Note: You can use any financial calculator to do this problem, but if you want the BEST, you can get our 10bii Financial Calculator for iOS, Android, Mac, and Windows!

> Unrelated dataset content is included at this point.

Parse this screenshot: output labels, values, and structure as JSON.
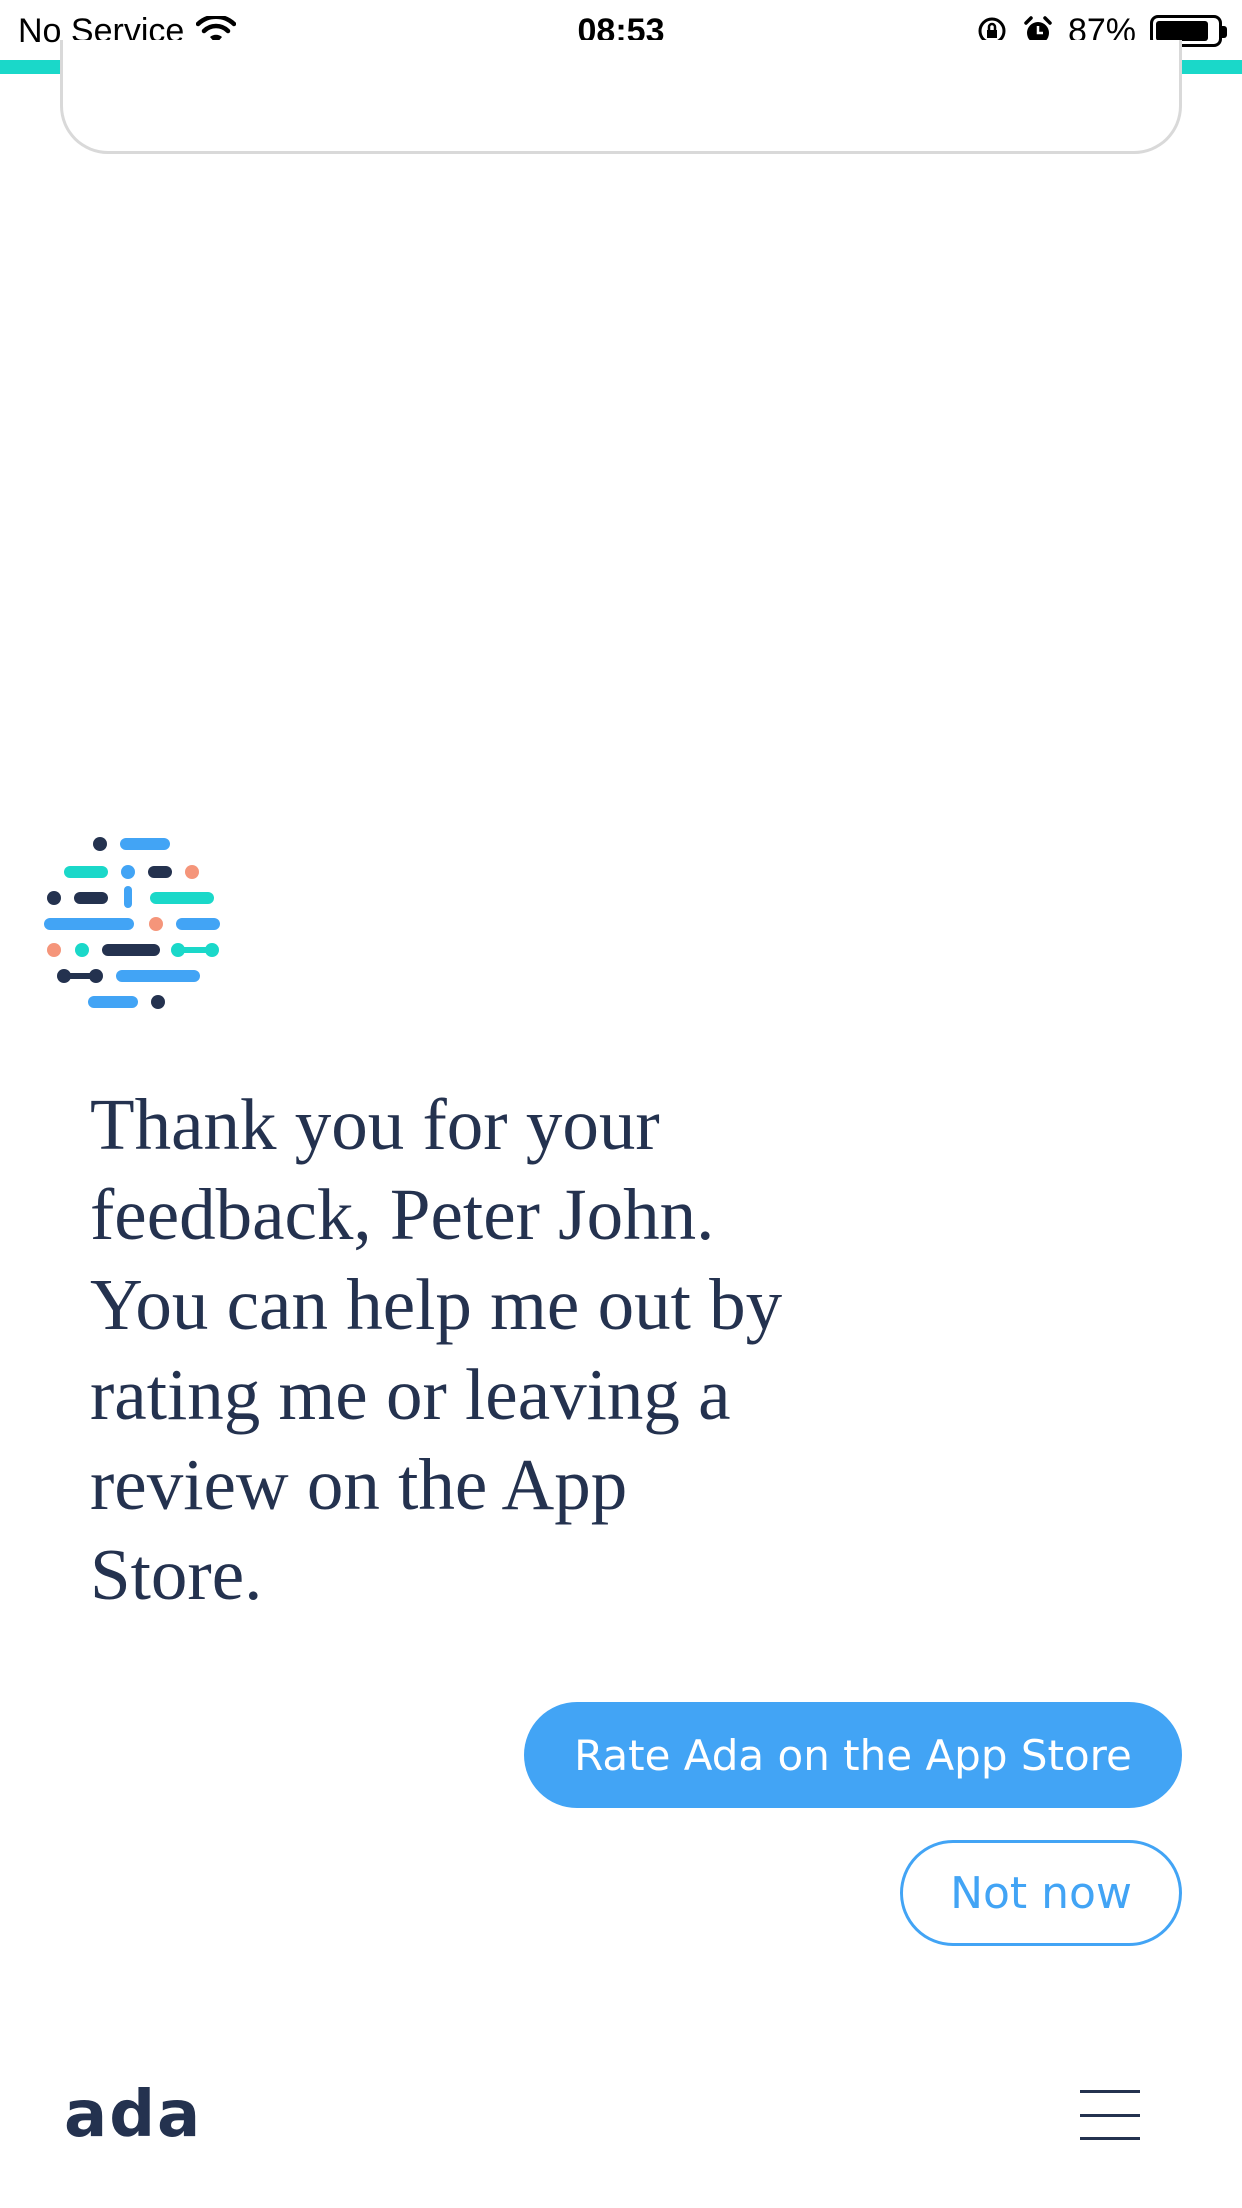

THE SCENARIO Earlier this week I decided to buy some software to improve my computer-security posture for myself and my wife, and the price was \$49.99 for two devices for one year. When I got to the part of the process where I could put in my credit card information, I saw that there was a '2 year subscription' option. Curious, I clicked that radio button to see what the price was - \$84.99. I feel confident that I'll buy the second year once the first year has elapsed. The question: If I pay \$84.99 today instead of paying \$49.99 today and then \$49.99 a year from now, what's my rate of return on the extra \$35.00 I pay today?
THE SOLUTION The setup for this one is simple once I understood that I'm trading \$35 today in order to not have to pay \$49.99 a year from now. As we know, not having to pay a dollar is equivalent to receiving a dollar. First things first, make sure the calculator is using 12 Payments per Year. N: 12 (The difference to me only lasts a year - I either pay for the second year now at a discount, or pay for one year now and then pay again after 12 months) I/YR: (This is what I'm trying to find) PV: -35 (I'm paying an extra \$35.00 today to save myself \$49.99 a year from now) PMT: 0 (There are no monthly payments in the interim) FV: 49.99 (Paying the extra \$35.00 today saves me \$49.99 a year from now)

If I pay for two years today, the return on my extra \$35.00 is 36.18%.

Naturally, I did pay for the 2-year subscription, as 36% returns are well within my 'acceptable' range.

What do you think? Would you pay for 2 years up front, or would you wait a year to see if they give a renewal discount, drop their price, go out of business, or do something else that would change the value proposition? Let us know in the comments!